### Task prompt
Wherever "Windows" occurs in the entries, copy the line that holds it.

Data about app and page elements:

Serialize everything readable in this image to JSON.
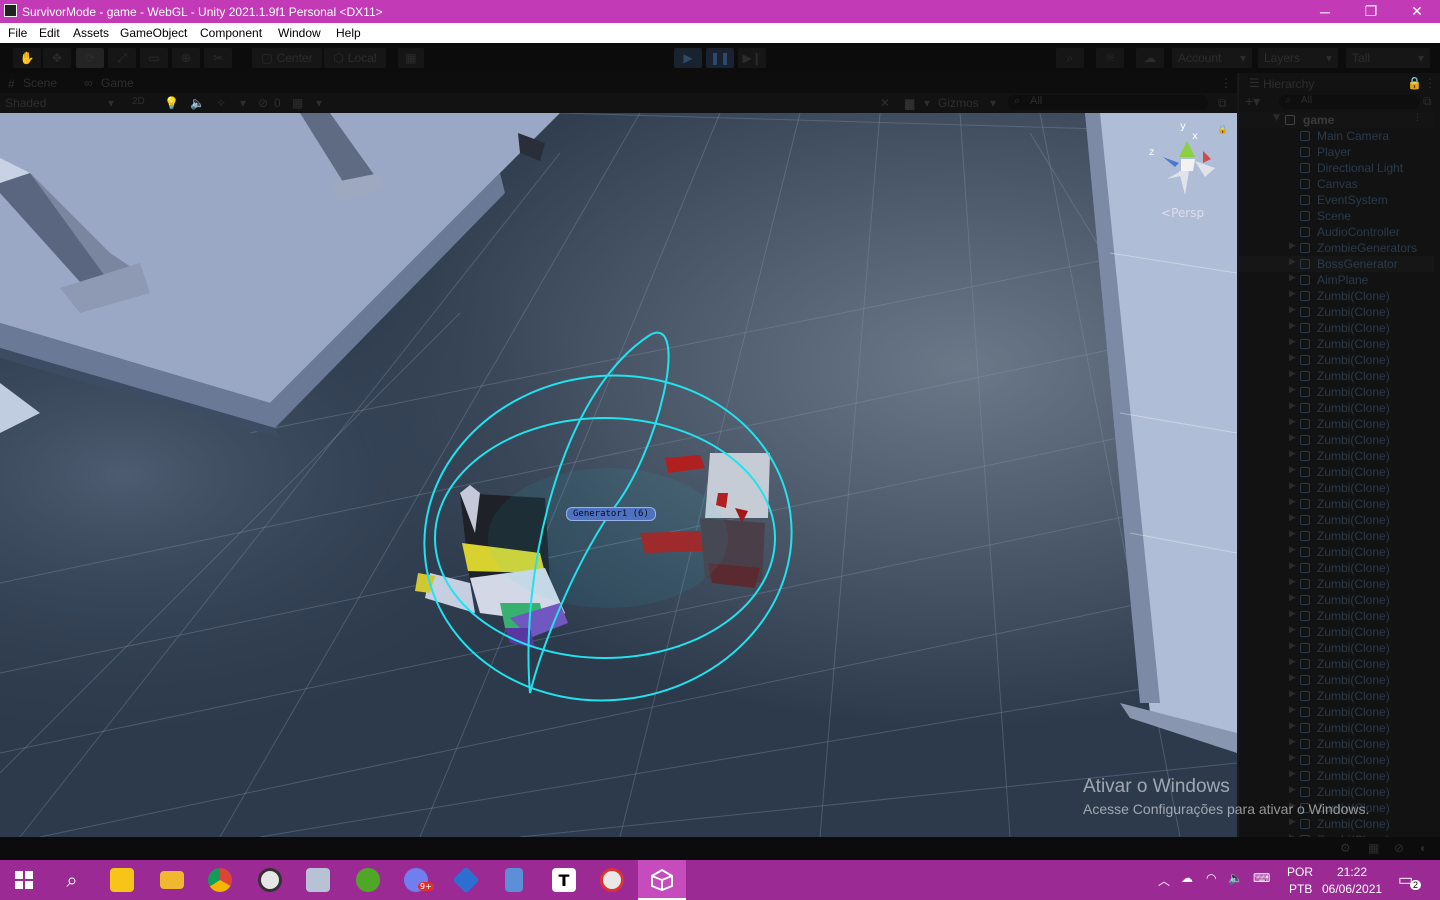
{
  "window": {
    "title": "SurvivorMode - game - WebGL - Unity 2021.1.9f1 Personal <DX11>",
    "minimize": "─",
    "maximize": "❐",
    "close": "✕"
  },
  "menu": [
    "File",
    "Edit",
    "Assets",
    "GameObject",
    "Component",
    "Window",
    "Help"
  ],
  "toolbar": {
    "center": "Center",
    "local": "Local",
    "account": "Account",
    "layers": "Layers",
    "layout": "Tall"
  },
  "scene_tabs": {
    "scene": "Scene",
    "game": "Game"
  },
  "scene_tools": {
    "shading": "Shaded",
    "mode_2d": "2D",
    "hidden_count": "0",
    "gizmos": "Gizmos",
    "search_placeholder": "All"
  },
  "viewport": {
    "object_label": "Generator1 (6)",
    "gizmo_y": "y",
    "gizmo_x": "x",
    "gizmo_z": "z",
    "projection": "Persp"
  },
  "hierarchy": {
    "title": "Hierarchy",
    "search_placeholder": "All",
    "root": "game",
    "items": [
      "Main Camera",
      "Player",
      "Directional Light",
      "Canvas",
      "EventSystem",
      "Scene",
      "AudioController",
      "ZombieGenerators",
      "BossGenerator",
      "AimPlane",
      "Zumbi(Clone)",
      "Zumbi(Clone)",
      "Zumbi(Clone)",
      "Zumbi(Clone)",
      "Zumbi(Clone)",
      "Zumbi(Clone)",
      "Zumbi(Clone)",
      "Zumbi(Clone)",
      "Zumbi(Clone)",
      "Zumbi(Clone)",
      "Zumbi(Clone)",
      "Zumbi(Clone)",
      "Zumbi(Clone)",
      "Zumbi(Clone)",
      "Zumbi(Clone)",
      "Zumbi(Clone)",
      "Zumbi(Clone)",
      "Zumbi(Clone)",
      "Zumbi(Clone)",
      "Zumbi(Clone)",
      "Zumbi(Clone)",
      "Zumbi(Clone)",
      "Zumbi(Clone)",
      "Zumbi(Clone)",
      "Zumbi(Clone)",
      "Zumbi(Clone)",
      "Zumbi(Clone)",
      "Zumbi(Clone)",
      "Zumbi(Clone)",
      "Zumbi(Clone)",
      "Zumbi(Clone)",
      "Zumbi(Clone)",
      "Zumbi(Clone)",
      "Zumbi(Clone)",
      "Zumbi(Clone)"
    ]
  },
  "watermark": {
    "line1": "Ativar o Windows",
    "line2": "Acesse Configurações para ativar o Windows."
  },
  "taskbar": {
    "apps": [
      "start-icon",
      "search-icon",
      "sticky-notes-icon",
      "file-explorer-icon",
      "chrome-icon",
      "obs-icon",
      "photos-icon",
      "utorrent-icon",
      "discord-icon",
      "sourcetree-icon",
      "calculator-icon",
      "typora-icon",
      "paint-icon",
      "unity-icon"
    ],
    "discord_badge": "9+",
    "language": "POR",
    "keyboard": "PTB",
    "time": "21:22",
    "date": "06/06/2021",
    "notifications": "2"
  }
}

### Output of the exercise
    "line1": "Ativar o Windows",
    "line2": "Acesse Configurações para ativar o Windows."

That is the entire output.